By Julia Behnen '12, Contributing Writer When I was still deciding on a college to attend, I had several reservations about Scripps. One of the biggest was a subtle feeling that I could only articulate in the following way: the school felt more like a resort than a college. Obviously, I came here anyway, and I am very glad I did. I have enjoyed the quiet dorms, the clean campus, and Wednesday afternoon tea. Unfortunately, we have a problem. The best way I can explain our problem is through Humans vs. Zombies.
I have been playing Humans vs. Zombies (HvZ) for the past several semesters. It is my favorite college activity. But up until this semester, the game was banned on Scripps’ campus. Though Scripps students were allowed to play on the other campuses, no play was allowed on our own turf. This meant that while all the players from the other schools were getting chased back to their dorms by zombies, Scripps players were free to wander to the dining hall without any worry. It also meant that other players were discouraged from coming to Scripps because it was considered cheating, thereby isolating us from players at the other schools.
This system created several problems for me and other Scripps players. Like many Scripps students, much of my daily life is spent on the Scripps campus, and there was often no reason for me to leave except to put myself needlessly at risk of zombie attack. This meant that when the special night missions happened, no one took most Scripps players seriously. We were coddled; we were sheltered. We were given a free pass to live through each day and get to the night missions. My commitment to the game was trivialized because I was a Scripps student, but I didn’t blame the other players. They were right—I had an unearned free pass. There was nothing complex about it. To try to fit in with the rest of the players, I felt like I had to play differently than I might otherwise: play later, taunt louder and make fun of my school’s policies whenever I needed to. I had to prove that I was worthy of the game.
I’m writing about this because it epitomizes what I see as the “delicate flower” problem of Scripps College. According to our website, we are a school that is proud of our strong and bold students: “Students who thrive at Scripps are women with independent and adventurous spirits, active and curious minds, and healthy appetites for both hard work and fun.” Yet there is a fundamental disconnect between the proclaimed school ideal and the way we handle ourselves as an institution. If we are independent and adventurous, then why did Scripps students receive an email in spring 2011 warning us of the game, implying that we might faint at the sight of men armed with Nerf guns?

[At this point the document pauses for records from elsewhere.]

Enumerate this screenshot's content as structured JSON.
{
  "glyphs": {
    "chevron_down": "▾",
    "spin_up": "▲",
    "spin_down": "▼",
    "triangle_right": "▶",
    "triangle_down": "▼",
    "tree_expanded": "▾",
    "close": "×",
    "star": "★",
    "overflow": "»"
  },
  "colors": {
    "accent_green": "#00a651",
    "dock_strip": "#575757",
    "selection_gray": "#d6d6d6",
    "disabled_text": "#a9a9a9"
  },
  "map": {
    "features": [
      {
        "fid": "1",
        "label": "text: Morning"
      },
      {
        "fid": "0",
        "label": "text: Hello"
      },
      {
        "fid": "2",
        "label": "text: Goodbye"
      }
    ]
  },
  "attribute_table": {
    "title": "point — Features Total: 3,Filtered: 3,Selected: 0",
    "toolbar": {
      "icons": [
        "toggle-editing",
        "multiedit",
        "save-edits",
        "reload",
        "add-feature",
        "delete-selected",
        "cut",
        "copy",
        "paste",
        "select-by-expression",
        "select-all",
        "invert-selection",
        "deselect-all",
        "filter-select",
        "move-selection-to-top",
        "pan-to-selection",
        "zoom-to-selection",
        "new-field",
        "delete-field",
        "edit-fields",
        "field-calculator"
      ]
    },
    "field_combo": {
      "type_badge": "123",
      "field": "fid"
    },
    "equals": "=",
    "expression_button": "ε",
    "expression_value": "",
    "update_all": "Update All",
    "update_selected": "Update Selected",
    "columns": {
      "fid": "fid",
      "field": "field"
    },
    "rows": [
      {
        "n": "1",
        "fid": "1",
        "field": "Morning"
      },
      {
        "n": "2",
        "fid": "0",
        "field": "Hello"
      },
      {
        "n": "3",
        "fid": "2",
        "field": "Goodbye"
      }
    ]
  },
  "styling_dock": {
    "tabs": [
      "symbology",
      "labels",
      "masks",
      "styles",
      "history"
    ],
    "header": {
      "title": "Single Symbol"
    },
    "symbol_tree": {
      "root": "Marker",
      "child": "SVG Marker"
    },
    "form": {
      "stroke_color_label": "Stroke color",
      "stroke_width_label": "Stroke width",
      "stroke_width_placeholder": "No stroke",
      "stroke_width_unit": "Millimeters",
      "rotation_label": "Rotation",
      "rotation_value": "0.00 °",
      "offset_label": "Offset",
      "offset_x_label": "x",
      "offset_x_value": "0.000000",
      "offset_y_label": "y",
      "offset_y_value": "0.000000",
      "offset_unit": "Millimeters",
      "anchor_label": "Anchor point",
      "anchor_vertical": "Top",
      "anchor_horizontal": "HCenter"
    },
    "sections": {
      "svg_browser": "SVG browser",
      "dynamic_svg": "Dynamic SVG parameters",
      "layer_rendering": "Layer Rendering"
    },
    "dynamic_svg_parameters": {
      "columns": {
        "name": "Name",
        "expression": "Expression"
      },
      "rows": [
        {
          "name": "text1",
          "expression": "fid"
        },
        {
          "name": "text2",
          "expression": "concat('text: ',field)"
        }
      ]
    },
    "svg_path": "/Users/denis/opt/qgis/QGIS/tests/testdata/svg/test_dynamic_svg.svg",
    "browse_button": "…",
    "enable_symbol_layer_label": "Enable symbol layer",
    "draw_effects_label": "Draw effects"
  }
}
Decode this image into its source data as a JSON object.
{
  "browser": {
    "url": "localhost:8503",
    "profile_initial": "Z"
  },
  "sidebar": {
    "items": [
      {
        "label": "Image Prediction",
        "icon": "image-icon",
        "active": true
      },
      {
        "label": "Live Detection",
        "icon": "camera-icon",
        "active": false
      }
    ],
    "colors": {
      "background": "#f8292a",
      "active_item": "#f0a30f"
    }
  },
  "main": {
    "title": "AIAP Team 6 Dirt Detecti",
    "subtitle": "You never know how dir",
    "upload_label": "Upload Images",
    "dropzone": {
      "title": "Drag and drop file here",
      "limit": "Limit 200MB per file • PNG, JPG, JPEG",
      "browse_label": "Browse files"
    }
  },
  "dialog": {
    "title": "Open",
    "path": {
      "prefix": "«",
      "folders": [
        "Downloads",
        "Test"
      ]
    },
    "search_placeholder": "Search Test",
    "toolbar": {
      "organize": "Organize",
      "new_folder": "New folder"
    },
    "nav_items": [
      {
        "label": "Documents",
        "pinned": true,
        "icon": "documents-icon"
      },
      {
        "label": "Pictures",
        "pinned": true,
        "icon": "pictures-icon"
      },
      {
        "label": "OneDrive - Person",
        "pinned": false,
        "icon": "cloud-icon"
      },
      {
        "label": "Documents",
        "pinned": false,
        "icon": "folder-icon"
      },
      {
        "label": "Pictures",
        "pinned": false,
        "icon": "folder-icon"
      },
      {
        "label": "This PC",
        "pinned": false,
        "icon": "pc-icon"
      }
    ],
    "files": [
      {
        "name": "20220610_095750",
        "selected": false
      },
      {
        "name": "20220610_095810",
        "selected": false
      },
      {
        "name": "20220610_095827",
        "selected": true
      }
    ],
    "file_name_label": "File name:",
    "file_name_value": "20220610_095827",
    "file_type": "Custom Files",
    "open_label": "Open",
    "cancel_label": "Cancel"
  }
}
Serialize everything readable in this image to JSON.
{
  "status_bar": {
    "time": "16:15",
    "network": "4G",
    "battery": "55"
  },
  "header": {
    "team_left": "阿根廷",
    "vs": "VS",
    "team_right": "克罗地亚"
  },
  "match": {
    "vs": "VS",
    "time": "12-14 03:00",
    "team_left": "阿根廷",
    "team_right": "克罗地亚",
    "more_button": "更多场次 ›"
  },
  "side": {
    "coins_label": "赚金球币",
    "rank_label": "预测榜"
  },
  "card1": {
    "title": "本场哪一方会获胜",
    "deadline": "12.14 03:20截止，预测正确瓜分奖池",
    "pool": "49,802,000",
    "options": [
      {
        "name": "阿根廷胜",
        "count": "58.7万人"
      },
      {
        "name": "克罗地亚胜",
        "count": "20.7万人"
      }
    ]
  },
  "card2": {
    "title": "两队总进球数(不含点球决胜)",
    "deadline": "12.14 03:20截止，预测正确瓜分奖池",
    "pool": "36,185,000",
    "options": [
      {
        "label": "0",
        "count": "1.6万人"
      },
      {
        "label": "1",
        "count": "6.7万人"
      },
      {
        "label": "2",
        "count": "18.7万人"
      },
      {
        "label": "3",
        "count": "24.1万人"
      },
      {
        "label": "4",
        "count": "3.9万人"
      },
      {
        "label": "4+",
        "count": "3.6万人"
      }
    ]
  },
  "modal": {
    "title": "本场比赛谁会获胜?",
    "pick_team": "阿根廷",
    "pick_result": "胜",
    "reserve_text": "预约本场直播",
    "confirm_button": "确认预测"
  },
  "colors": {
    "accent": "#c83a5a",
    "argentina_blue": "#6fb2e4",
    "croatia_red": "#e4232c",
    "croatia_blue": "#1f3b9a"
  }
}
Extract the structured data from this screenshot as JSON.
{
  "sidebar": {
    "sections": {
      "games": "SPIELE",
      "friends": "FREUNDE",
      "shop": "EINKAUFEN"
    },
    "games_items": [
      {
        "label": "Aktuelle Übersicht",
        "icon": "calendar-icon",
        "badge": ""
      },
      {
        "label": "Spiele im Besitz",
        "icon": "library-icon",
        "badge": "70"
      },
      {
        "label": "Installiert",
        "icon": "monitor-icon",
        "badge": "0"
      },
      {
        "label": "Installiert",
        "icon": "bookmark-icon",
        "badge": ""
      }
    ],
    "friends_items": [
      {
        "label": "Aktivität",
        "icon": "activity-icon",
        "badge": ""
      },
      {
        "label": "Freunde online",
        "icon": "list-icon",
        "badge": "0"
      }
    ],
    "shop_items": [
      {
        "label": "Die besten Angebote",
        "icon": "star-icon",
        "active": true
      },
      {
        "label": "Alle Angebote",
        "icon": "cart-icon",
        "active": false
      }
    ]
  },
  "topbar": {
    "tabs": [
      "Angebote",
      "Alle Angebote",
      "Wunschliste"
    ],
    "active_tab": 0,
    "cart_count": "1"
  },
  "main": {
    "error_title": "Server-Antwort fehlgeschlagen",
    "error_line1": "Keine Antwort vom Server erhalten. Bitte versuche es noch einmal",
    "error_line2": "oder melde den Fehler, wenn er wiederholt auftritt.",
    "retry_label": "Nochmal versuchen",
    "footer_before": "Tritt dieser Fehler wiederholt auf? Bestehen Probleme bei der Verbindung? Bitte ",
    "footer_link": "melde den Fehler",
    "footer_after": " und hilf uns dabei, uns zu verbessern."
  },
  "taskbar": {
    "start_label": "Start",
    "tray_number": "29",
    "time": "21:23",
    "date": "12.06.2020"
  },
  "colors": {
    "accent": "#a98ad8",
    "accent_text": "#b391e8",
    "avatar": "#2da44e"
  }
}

This email is of particular importance because it was not brought to my attention by a fellow Scripps student, but rather by a male CMC friend of mine who had apparently gotten a copy of the email and found it interesting enough to save. During a discussion on this topic, he forwarded me the text of the email with the preface, “I don’t know if I can ever forgive this.” Though I’m pretty sure he was joking, and I understand the need to alert students to strange zombie-related activity on campus, both of these incidents speak to the larger problem we have here.
Though I believe it is done unintentionally, Scripps policies and attitudes encourage isolationism. We value our quiet and clean campus, and this sometimes takes precedence over social activities (the alcohol policy is an important subject in this matter, but that will have to wait until another time). This would not matter if we were not a women’s college in a consortium. If it were just us, we could do whatever we liked. But we are not alone, and we cannot act as if we are. The other schools pay attention. And though my friend’s message did not mention gender, it is a factor we cannot ignore. As “the women’s college” in the consortium, everything we do will inevitably be reflected back on our nature as women in the perception of the other colleges. It’s unfortunate but true. We are not yet in a post-gender society; there is fighting yet to do in the battle for full equality.
So to the Scripps administration, I say this: I believe you are doing your best to create a safe and nurturing college experience. Like I said, I love tea. I love my quiet dorm. I came here because I thought a women’s college would be good for my intellectual and emotional development. And so far, I have been very pleased with what I’ve experienced. But we as a school have work to do, and I do not envy the balancing act that you have to perform between maintaining the quiet college feeling of Scripps and encouraging women with “independent and adventurous” spirits. You have taken an excellent step this semester by allowing HvZ on Scripps campus, and I deeply thank you for that. It is time to continue to reassess our policies and our behaviors as a school to make sure that we are not perpetuating a stereotype of our students and women in general as delicate flowers. We are so much more than that, and it is critical that the other schools see this.